Grieving firefighters give to the St. Paul family they worked to save

Inside the burning home, all St. Paul firefighter Jake Ryks could see through the smoke was the faint glow of flames licking up the living room wall.

As Ryks forced open the front door, his radio crackled with news that there could be someone inside the house on Arkwright Street N.

“At that time, I chose to forgo standard practice, and I entered the house alone,” said Ryks, standing in a long line of firefighters and first responders on Saturday morning, recalling a night none of them can forget.

He was standing at the Vang family’s front door. Home to a young mother and father and their six small children, ages 1 through 6.

Beyond the burning living room was a hallway leading to the bedrooms. Ryks checked the bedroom on the right and found a child, who he scooped up and carried to the arms of another firefighter by the door.

Retracing his steps, he located another child. And another, on top of the bunk bed.

By then, the yard was full of flashing lights and rescue crews working desperately to save the children and their mother. Ryks carried the third child for a block until he found an EMS crew with space and performed CPR until they could transport the little one to the hospital. Then he walked back toward the house to see how else he could help.

No one could have done more than the firefighters of St. Paul did that night.

Fire Chief Butch Inks tells them that. The doctors tell them. The anguished Vang family thanked them.

But four of the six Vang children have died from their injuries. Five-year-old twin girls Ntshiab Si and Siv Ntshiab. Their 4-year-old brother, Mauj Tshau Ntuj. And the baby, Mauj CagTxuj Vaj, just a year old.

Their mother, Ker Lor,remains hospitalized, along with her 6-year-old son and 3-year-old daughter.

Their father, Pa Cheng Vang, was at work that night when an unattended candle apparently started the fire. Day after day, he has shuttled between hospitals and hospital beds, posting heartbreaking updates on social media.

“My youngest son … started his journey with his two sisters and older brother to meet grandma on the other side,” Vang shared on Facebook this week. A few posts below, there was a video of the baby, bouncing and giggling, and a photo of the family, snuggling on the couch, ready for the new year. “I pray they will be happy and enjoy each other.”

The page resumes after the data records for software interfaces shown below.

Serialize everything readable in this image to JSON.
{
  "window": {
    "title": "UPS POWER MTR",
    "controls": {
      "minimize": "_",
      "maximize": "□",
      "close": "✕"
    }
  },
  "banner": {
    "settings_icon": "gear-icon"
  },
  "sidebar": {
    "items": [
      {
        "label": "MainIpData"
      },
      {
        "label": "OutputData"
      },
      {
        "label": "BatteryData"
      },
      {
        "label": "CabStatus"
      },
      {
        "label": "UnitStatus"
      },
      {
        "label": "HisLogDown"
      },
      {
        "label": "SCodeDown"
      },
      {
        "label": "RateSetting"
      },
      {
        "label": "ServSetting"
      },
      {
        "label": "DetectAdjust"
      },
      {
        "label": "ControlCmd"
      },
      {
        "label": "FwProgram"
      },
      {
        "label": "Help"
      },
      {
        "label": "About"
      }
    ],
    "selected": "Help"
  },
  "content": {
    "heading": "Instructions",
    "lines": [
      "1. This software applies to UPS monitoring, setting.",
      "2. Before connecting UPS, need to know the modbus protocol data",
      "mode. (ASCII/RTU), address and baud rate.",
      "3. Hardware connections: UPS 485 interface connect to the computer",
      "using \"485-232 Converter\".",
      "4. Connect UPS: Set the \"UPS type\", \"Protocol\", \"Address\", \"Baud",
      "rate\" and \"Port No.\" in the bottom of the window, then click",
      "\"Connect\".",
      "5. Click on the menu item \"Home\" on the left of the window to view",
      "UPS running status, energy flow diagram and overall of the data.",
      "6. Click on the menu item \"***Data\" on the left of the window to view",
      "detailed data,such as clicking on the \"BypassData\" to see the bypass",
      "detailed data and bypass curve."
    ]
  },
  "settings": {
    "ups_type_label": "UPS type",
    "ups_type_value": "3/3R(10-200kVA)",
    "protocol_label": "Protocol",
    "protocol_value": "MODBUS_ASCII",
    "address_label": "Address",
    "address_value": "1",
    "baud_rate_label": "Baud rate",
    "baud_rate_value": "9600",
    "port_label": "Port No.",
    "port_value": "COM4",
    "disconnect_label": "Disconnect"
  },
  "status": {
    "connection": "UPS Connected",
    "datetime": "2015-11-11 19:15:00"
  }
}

The tragedy sparked an outpouring of grief and generosity. An entire community grieved and hugged their little ones a little bit tighter at the news.

An online fundraiser for the family had raised more than $460,000. Donations poured in from around the country and as far away as Thailand.

On Saturday, the firefighters of St. Paul gathered to walk through the events of that awful night. A night when everyone did absolutely everything they could. The first fire truck arrived within 4 minutes of the first call for help. Within 5 minutes, there were five fire trucks. In all, 63 emergency responders worked to save the Vang family that night.

Some stepped up to describe the scene minute by minute. Ladder Company 22, first to arrive, battled the flames and reached the children in the other bedroom. Rescue Squad Capt. Joel Waters and his team found Ker Lor.

St. Paul lost more lives to the Jan. 3 fire than all the fire deaths of 2023, and it hurts.

“All of us are reeling,” said Assistant Chief Steve Sampson of the EMS division.

No one could have done more.

But the firefighters still wished there was more they could do.

“The crews who responded, the next day, the next morning, they were wanting to know how we could help the family,” said Mike Smith, president of St. Paul Firefighters Local 21. “These firefighters are never going to forget. A lot of them have kids of their own that same age.”

So the union plans to donate $10,000 to the family.

Something, for a family that has lost almost everything.

“It’s not going to do anything to bring a life back,” Smith said. “But the least we can do is help.”